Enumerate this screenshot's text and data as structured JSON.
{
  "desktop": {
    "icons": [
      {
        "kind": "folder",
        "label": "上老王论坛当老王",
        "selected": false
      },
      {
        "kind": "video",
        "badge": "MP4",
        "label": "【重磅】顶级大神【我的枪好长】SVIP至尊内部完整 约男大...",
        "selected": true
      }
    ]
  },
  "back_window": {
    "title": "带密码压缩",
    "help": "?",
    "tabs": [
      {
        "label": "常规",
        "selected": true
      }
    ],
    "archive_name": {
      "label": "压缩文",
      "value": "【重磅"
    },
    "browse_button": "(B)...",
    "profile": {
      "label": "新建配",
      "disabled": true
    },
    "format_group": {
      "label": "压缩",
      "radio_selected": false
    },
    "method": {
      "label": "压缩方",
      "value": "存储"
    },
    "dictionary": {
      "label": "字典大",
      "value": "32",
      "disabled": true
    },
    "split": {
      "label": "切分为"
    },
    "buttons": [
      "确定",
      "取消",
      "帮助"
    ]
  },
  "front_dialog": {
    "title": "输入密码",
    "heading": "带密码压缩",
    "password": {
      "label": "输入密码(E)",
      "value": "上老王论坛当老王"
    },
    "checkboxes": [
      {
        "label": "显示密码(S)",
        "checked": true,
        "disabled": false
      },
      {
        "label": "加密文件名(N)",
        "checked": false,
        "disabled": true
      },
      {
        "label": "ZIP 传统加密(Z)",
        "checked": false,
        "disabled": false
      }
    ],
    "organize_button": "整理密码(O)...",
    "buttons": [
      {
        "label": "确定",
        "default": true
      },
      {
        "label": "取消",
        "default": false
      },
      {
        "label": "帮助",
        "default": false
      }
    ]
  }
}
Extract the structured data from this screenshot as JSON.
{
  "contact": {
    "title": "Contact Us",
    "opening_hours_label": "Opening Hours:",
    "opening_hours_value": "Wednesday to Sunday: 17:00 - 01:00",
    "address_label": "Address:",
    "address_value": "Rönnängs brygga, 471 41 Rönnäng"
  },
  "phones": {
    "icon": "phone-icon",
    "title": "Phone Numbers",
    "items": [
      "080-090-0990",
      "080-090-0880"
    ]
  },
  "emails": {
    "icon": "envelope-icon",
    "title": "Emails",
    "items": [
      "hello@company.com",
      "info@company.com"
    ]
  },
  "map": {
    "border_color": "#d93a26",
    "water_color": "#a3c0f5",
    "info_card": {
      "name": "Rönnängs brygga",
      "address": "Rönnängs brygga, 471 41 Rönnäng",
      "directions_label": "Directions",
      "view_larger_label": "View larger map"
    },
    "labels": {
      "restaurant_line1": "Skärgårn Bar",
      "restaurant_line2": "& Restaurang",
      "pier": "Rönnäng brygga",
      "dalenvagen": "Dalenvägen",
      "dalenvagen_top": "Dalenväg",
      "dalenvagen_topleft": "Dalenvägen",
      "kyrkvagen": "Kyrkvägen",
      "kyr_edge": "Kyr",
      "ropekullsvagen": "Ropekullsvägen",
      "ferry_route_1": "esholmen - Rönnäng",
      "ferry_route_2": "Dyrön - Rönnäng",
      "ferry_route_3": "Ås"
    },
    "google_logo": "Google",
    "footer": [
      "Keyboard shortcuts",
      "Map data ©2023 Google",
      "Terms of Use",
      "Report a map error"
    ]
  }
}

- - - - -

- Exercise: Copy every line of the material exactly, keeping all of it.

- Answer space:
Enumerate this screenshot's text and data as structured JSON.
{
  "desktop": {
    "icons": [
      {
        "kind": "folder",
        "label": "上老王论坛当老王",
        "selected": false
      },
      {
        "kind": "video",
        "badge": "MP4",
        "label": "【重磅】顶级大神【我的枪好长】SVIP至尊内部完整 约男大...",
        "selected": true
      }
    ]
  },
  "back_window": {
    "title": "带密码压缩",
    "help": "?",
    "tabs": [
      {
        "label": "常规",
        "selected": true
      }
    ],
    "archive_name": {
      "label": "压缩文",
      "value": "【重磅"
    },
    "browse_button": "(B)...",
    "profile": {
      "label": "新建配",
      "disabled": true
    },
    "format_group": {
      "label": "压缩",
      "radio_selected": false
    },
    "method": {
      "label": "压缩方",
      "value": "存储"
    },
    "dictionary": {
      "label": "字典大",
      "value": "32",
      "disabled": true
    },
    "split": {
      "label": "切分为"
    },
    "buttons": [
      "确定",
      "取消",
      "帮助"
    ]
  },
  "front_dialog": {
    "title": "输入密码",
    "heading": "带密码压缩",
    "password": {
      "label": "输入密码(E)",
      "value": "上老王论坛当老王"
    },
    "checkboxes": [
      {
        "label": "显示密码(S)",
        "checked": true,
        "disabled": false
      },
      {
        "label": "加密文件名(N)",
        "checked": false,
        "disabled": true
      },
      {
        "label": "ZIP 传统加密(Z)",
        "checked": false,
        "disabled": false
      }
    ],
    "organize_button": "整理密码(O)...",
    "buttons": [
      {
        "label": "确定",
        "default": true
      },
      {
        "label": "取消",
        "default": false
      },
      {
        "label": "帮助",
        "default": false
      }
    ]
  }
}
Extract the structured data from this screenshot as JSON.
{
  "contact": {
    "title": "Contact Us",
    "opening_hours_label": "Opening Hours:",
    "opening_hours_value": "Wednesday to Sunday: 17:00 - 01:00",
    "address_label": "Address:",
    "address_value": "Rönnängs brygga, 471 41 Rönnäng"
  },
  "phones": {
    "icon": "phone-icon",
    "title": "Phone Numbers",
    "items": [
      "080-090-0990",
      "080-090-0880"
    ]
  },
  "emails": {
    "icon": "envelope-icon",
    "title": "Emails",
    "items": [
      "hello@company.com",
      "info@company.com"
    ]
  },
  "map": {
    "border_color": "#d93a26",
    "water_color": "#a3c0f5",
    "info_card": {
      "name": "Rönnängs brygga",
      "address": "Rönnängs brygga, 471 41 Rönnäng",
      "directions_label": "Directions",
      "view_larger_label": "View larger map"
    },
    "labels": {
      "restaurant_line1": "Skärgårn Bar",
      "restaurant_line2": "& Restaurang",
      "pier": "Rönnäng brygga",
      "dalenvagen": "Dalenvägen",
      "dalenvagen_top": "Dalenväg",
      "dalenvagen_topleft": "Dalenvägen",
      "kyrkvagen": "Kyrkvägen",
      "kyr_edge": "Kyr",
      "ropekullsvagen": "Ropekullsvägen",
      "ferry_route_1": "esholmen - Rönnäng",
      "ferry_route_2": "Dyrön - Rönnäng",
      "ferry_route_3": "Ås"
    },
    "google_logo": "Google",
    "footer": [
      "Keyboard shortcuts",
      "Map data ©2023 Google",
      "Terms of Use",
      "Report a map error"
    ]
  }
}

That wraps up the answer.